Effects of Domestic Violence on Children

Moreno went over the color wheel that showed the effects of domestic violence mentally, spiritually, emotionally and physically. 

• Mentally, a child can feel responsible for what’s happening, have difficulty concentrating in school, develop negative thoughts about themselves and believe that violence is okay. 

• Spiritually, they can feel unworthy, hopeless, confused, unmotivated and powerless. 

• Emotionally, the child can feel guilt and shame, anger, depression/anxiety, grief/loss, fear of doing wrong, fear of expressing feelings and low self-esteem.

• Physically, a child can regress to earlier stages of development, mimic the abuser’s abusive behaviors, fear for their physical safety, have inability to develop social skills, not react to pain, or experience bedwetting or nightmares. 

How Caregivers Can Provide Support

Caregivers can provide the child with verbal reassurance, telling them that these events are not their fault. “As adults, it’s our responsibility to let them know it’s not their fault,” said Keyonnie. 

Other verbal reassurance phrases include:

“I will take care of you as best as I can.”

“I love you no matter what.”

“I will help you feel as safe as possible.”

“Violence is not okay.”

What if a Child Tells You He Lives in a Violent Home?

First let the child know you believe in them and that it’s not their fault; give that reassurance, explained Goodwell. 

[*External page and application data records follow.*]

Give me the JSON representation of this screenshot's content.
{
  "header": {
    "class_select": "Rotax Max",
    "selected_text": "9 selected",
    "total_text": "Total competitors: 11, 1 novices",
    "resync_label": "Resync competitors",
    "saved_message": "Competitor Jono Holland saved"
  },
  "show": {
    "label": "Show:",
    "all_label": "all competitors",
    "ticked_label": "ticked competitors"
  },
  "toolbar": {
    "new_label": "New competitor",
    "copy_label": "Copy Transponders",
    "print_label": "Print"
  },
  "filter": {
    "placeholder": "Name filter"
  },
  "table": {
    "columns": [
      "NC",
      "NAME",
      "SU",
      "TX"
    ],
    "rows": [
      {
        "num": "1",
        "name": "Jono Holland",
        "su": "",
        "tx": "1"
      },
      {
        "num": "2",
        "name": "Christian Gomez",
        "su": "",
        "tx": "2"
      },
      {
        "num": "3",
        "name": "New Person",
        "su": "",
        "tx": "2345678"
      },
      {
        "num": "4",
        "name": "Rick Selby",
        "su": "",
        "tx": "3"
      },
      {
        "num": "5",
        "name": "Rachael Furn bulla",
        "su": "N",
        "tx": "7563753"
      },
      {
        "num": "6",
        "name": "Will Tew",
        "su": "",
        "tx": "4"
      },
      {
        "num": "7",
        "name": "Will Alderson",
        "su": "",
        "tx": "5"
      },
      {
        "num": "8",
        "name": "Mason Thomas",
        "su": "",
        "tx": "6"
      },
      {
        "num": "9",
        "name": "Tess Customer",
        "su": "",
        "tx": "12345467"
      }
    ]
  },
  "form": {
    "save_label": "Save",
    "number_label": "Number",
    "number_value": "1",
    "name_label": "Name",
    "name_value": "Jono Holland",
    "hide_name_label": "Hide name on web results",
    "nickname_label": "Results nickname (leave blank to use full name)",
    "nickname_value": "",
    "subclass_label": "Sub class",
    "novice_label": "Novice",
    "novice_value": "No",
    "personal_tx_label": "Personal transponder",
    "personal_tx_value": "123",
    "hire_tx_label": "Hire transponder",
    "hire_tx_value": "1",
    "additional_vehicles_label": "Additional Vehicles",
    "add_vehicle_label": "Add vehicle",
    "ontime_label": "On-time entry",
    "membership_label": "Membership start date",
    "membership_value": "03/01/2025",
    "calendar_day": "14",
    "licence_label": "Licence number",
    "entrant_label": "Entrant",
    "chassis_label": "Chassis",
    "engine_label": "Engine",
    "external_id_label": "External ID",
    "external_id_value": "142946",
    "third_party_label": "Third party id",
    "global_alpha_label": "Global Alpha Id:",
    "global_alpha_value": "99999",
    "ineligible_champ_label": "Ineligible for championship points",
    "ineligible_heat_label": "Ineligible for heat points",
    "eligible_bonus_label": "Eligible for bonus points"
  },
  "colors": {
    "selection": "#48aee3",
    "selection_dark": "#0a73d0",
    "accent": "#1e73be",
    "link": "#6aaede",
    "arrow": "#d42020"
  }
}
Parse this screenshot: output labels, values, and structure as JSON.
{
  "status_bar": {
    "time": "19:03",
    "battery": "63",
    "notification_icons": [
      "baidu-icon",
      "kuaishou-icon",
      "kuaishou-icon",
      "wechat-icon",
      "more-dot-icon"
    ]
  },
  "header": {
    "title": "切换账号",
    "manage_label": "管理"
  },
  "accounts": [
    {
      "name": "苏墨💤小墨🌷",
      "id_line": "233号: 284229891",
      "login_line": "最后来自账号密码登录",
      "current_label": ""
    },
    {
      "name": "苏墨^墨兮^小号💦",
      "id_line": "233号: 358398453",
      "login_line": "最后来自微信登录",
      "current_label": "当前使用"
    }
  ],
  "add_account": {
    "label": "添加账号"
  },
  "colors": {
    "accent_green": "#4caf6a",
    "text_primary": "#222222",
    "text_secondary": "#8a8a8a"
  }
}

“Allow the child to talk about what’s worrying them, let them get it out. Help the child learn ways to deal with their feelings, help them with those healthy coping skills,” said Goodwell. “Help them create a safety plan for an emergency to get a step ahead of their concerns in their home. Help them feel good about themselves, celebrate them, and talk to them. Do what you can do to help that child out and let the child know you will give their caregiver help, to give that child a little relief.”